Saved data entries
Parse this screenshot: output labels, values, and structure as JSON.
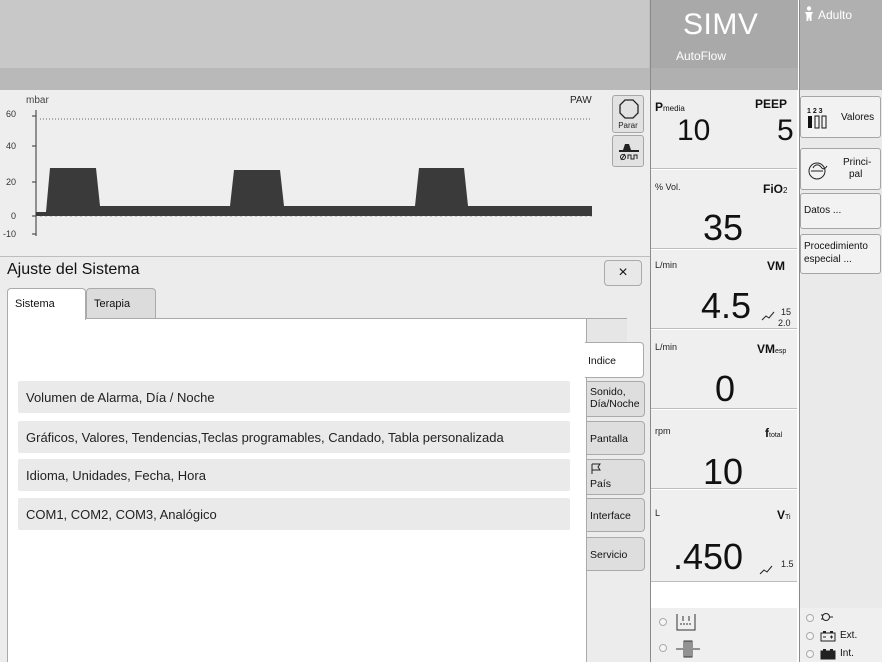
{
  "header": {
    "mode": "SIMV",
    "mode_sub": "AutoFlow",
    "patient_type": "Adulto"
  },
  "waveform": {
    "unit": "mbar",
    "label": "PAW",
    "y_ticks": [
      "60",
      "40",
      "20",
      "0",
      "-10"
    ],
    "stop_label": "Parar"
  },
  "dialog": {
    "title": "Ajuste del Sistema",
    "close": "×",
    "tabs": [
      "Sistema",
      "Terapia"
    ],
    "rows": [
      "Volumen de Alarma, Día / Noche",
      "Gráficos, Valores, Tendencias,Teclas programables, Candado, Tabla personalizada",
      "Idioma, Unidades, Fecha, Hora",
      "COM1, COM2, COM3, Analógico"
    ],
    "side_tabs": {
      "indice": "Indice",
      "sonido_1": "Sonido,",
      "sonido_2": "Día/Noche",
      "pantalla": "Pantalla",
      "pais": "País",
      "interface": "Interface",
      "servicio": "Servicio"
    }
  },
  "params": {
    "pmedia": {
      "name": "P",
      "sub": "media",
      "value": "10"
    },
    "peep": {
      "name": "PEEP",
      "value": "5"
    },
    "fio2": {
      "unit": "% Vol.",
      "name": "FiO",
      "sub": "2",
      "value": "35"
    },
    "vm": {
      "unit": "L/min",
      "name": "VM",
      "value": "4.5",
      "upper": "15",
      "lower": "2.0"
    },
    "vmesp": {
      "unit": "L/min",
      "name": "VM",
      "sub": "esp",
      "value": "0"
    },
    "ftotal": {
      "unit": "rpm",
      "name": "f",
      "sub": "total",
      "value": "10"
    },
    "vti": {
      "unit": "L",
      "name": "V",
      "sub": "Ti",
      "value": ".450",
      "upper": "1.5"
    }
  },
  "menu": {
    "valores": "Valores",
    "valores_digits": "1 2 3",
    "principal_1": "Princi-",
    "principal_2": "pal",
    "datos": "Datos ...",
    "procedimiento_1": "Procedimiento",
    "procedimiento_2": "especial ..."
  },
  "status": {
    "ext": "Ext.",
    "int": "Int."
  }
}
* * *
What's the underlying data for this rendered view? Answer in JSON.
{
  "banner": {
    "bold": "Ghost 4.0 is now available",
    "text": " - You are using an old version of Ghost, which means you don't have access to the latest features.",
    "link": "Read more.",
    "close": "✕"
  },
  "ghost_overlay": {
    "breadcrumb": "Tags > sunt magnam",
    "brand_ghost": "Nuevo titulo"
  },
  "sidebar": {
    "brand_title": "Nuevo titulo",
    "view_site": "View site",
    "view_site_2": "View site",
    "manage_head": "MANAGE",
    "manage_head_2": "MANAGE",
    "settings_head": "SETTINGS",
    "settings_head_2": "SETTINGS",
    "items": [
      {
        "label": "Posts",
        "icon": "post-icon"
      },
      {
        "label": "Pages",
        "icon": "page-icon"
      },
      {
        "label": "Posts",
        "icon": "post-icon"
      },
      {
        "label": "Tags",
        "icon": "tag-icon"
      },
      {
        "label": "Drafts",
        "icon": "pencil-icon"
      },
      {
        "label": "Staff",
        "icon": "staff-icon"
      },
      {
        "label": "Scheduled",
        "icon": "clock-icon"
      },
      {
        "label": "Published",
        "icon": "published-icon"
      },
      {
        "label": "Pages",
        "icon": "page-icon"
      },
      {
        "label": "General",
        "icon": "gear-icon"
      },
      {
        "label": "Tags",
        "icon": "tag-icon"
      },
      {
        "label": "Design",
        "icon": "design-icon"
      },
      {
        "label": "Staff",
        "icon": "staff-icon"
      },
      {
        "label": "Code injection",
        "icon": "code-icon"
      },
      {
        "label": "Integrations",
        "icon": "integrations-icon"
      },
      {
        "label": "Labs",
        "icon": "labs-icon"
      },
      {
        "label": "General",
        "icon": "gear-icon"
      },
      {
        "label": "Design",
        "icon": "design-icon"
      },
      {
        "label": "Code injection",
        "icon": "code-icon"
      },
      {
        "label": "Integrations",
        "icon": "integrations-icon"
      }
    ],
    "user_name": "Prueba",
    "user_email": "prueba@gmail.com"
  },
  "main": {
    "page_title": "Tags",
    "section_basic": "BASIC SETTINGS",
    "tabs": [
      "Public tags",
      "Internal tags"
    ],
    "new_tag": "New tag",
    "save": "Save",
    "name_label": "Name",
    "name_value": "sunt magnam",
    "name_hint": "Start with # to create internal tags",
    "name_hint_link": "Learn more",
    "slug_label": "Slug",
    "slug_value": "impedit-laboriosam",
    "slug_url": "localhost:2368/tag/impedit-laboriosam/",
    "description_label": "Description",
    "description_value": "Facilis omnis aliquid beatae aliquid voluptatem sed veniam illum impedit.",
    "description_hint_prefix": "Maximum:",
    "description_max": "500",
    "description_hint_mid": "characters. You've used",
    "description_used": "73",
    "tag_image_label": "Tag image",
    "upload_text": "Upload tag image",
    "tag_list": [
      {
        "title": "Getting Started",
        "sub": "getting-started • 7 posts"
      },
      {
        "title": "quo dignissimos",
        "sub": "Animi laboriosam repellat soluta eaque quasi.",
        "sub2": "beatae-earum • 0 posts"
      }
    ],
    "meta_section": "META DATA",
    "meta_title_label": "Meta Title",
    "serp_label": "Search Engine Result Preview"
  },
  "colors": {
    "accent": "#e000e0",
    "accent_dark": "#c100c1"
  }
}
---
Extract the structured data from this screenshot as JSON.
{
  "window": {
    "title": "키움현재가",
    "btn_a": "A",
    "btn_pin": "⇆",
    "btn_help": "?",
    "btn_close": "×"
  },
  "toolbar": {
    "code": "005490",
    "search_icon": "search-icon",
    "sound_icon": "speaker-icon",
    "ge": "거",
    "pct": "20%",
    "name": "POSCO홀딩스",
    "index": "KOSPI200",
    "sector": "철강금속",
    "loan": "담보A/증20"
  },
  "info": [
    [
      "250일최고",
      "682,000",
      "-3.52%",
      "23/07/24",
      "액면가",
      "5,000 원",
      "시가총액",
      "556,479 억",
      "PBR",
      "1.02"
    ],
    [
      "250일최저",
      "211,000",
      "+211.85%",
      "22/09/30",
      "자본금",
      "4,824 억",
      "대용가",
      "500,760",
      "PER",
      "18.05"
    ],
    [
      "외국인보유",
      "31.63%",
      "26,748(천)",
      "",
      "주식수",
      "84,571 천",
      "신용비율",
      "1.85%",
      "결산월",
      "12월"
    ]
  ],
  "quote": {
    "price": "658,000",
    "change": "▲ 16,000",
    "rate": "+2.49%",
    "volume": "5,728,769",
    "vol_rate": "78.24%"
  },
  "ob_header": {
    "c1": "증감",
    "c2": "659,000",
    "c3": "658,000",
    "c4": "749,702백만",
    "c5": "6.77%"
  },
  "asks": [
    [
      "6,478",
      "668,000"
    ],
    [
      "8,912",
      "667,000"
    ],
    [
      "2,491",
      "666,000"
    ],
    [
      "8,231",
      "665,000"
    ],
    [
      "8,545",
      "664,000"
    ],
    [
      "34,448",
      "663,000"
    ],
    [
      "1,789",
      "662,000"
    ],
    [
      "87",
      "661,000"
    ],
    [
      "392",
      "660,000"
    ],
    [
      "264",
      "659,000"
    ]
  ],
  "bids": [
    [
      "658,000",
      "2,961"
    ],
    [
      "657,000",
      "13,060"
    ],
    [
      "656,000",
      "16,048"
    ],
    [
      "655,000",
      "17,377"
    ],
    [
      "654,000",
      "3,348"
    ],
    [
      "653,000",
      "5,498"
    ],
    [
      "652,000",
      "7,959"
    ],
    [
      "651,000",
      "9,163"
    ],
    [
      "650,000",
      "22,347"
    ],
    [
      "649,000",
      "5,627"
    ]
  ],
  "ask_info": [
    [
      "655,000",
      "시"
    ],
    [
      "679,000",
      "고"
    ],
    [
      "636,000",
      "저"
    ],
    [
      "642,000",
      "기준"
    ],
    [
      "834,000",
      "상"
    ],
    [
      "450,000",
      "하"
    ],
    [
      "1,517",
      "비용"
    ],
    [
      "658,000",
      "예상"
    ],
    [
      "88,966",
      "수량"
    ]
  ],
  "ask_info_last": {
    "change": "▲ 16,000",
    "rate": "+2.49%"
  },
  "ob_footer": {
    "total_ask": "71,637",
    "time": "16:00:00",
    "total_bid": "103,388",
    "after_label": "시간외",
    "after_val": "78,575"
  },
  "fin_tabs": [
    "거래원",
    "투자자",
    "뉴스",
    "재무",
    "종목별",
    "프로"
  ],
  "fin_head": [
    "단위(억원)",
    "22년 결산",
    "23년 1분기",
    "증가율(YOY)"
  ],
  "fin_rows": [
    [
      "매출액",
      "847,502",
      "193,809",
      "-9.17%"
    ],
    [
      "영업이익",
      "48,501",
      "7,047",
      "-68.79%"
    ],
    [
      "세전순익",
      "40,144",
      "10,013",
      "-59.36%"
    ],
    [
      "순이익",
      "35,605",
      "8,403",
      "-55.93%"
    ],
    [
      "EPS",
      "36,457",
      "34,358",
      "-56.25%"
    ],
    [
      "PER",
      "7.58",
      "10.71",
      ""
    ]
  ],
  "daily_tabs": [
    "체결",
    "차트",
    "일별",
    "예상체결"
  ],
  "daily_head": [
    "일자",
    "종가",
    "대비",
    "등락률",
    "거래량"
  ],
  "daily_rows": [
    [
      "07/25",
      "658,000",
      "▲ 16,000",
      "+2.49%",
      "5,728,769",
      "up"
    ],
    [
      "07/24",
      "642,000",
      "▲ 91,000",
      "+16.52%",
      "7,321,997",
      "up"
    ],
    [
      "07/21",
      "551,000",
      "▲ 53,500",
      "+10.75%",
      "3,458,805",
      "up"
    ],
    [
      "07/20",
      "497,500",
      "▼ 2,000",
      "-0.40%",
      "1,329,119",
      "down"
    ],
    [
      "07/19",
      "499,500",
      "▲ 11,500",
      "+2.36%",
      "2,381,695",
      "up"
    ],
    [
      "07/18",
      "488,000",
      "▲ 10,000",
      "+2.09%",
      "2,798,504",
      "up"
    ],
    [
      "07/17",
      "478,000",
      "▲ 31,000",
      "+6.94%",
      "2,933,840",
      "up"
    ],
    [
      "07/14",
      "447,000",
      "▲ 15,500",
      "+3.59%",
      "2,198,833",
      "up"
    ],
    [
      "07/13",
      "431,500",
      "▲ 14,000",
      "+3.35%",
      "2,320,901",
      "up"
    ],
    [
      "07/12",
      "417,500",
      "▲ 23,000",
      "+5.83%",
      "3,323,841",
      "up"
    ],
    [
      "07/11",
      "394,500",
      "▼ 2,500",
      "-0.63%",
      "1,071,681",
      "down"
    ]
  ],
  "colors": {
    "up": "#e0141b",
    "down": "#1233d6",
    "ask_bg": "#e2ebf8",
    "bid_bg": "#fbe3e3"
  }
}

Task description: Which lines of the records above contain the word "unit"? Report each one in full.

Reply:
    "unit": "mbar",
      "unit": "% Vol.",
      "unit": "L/min",
      "unit": "L/min",
      "unit": "rpm",
      "unit": "L",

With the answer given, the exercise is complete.